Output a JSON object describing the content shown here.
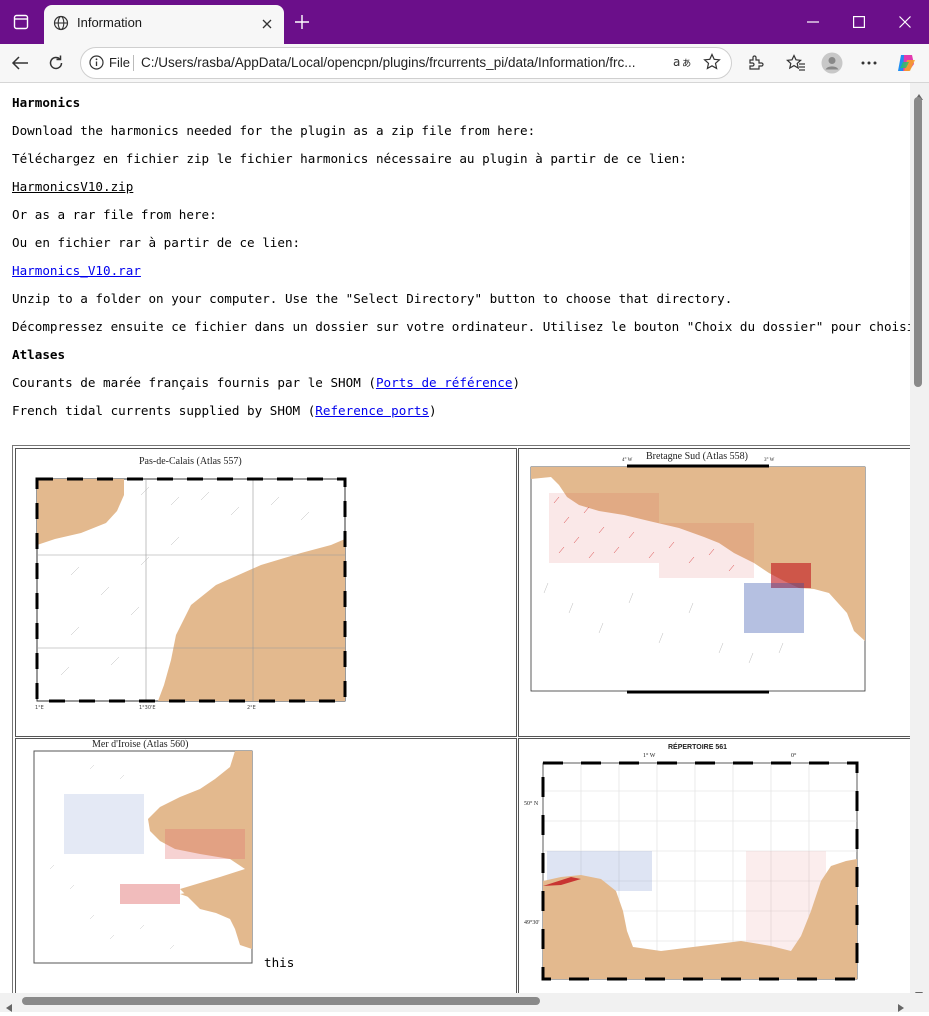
{
  "browser": {
    "tab_title": "Information",
    "scheme_label": "File",
    "url": "C:/Users/rasba/AppData/Local/opencpn/plugins/frcurrents_pi/data/Information/frc...",
    "accent": "#6b0f8a"
  },
  "page": {
    "h_harmonics": "Harmonics",
    "line1": "Download the harmonics needed for the plugin as a zip file from here:",
    "line2": "Téléchargez en fichier zip le fichier harmonics nécessaire au plugin à partir de ce lien:",
    "link_zip": "HarmonicsV10.zip",
    "line3": "Or as a rar file from here:",
    "line4": "Ou en fichier rar à partir de ce lien:",
    "link_rar": "Harmonics_V10.rar",
    "line5": "Unzip to a folder on your computer. Use the \"Select Directory\" button to choose that directory.",
    "line6": "Décompressez ensuite ce fichier dans un dossier sur votre ordinateur. Utilisez le bouton \"Choix du dossier\" pour choisir ce ré",
    "h_atlases": "Atlases",
    "line7_pre": "Courants de marée français fournis par le SHOM (",
    "link_ports_fr": "Ports de référence",
    "line7_post": ")",
    "line8_pre": "French tidal currents supplied by SHOM (",
    "link_ports_en": "Reference ports",
    "line8_post": ")",
    "this_text": "this"
  },
  "maps": {
    "map1_title": "Pas-de-Calais (Atlas 557)",
    "map2_title": "Bretagne Sud (Atlas 558)",
    "map3_title": "Mer d'Iroise (Atlas 560)",
    "map4_title": "RÉPERTOIRE 561",
    "map4_lat_top": "50° N",
    "map4_lat_mid": "49°30'",
    "map4_lon_a": "1° W",
    "map4_lon_b": "0°",
    "map2_lon_a": "4° W",
    "map2_lon_b": "3° W",
    "land_color": "#e3b98e"
  }
}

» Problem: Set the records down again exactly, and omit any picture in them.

» Written answer:
Output a JSON object describing the content shown here.
{
  "browser": {
    "tab_title": "Information",
    "scheme_label": "File",
    "url": "C:/Users/rasba/AppData/Local/opencpn/plugins/frcurrents_pi/data/Information/frc...",
    "accent": "#6b0f8a"
  },
  "page": {
    "h_harmonics": "Harmonics",
    "line1": "Download the harmonics needed for the plugin as a zip file from here:",
    "line2": "Téléchargez en fichier zip le fichier harmonics nécessaire au plugin à partir de ce lien:",
    "link_zip": "HarmonicsV10.zip",
    "line3": "Or as a rar file from here:",
    "line4": "Ou en fichier rar à partir de ce lien:",
    "link_rar": "Harmonics_V10.rar",
    "line5": "Unzip to a folder on your computer. Use the \"Select Directory\" button to choose that directory.",
    "line6": "Décompressez ensuite ce fichier dans un dossier sur votre ordinateur. Utilisez le bouton \"Choix du dossier\" pour choisir ce ré",
    "h_atlases": "Atlases",
    "line7_pre": "Courants de marée français fournis par le SHOM (",
    "link_ports_fr": "Ports de référence",
    "line7_post": ")",
    "line8_pre": "French tidal currents supplied by SHOM (",
    "link_ports_en": "Reference ports",
    "line8_post": ")",
    "this_text": "this"
  },
  "maps": {
    "map1_title": "Pas-de-Calais (Atlas 557)",
    "map2_title": "Bretagne Sud (Atlas 558)",
    "map3_title": "Mer d'Iroise (Atlas 560)",
    "map4_title": "RÉPERTOIRE 561",
    "map4_lat_top": "50° N",
    "map4_lat_mid": "49°30'",
    "map4_lon_a": "1° W",
    "map4_lon_b": "0°",
    "map2_lon_a": "4° W",
    "map2_lon_b": "3° W",
    "land_color": "#e3b98e"
  }
}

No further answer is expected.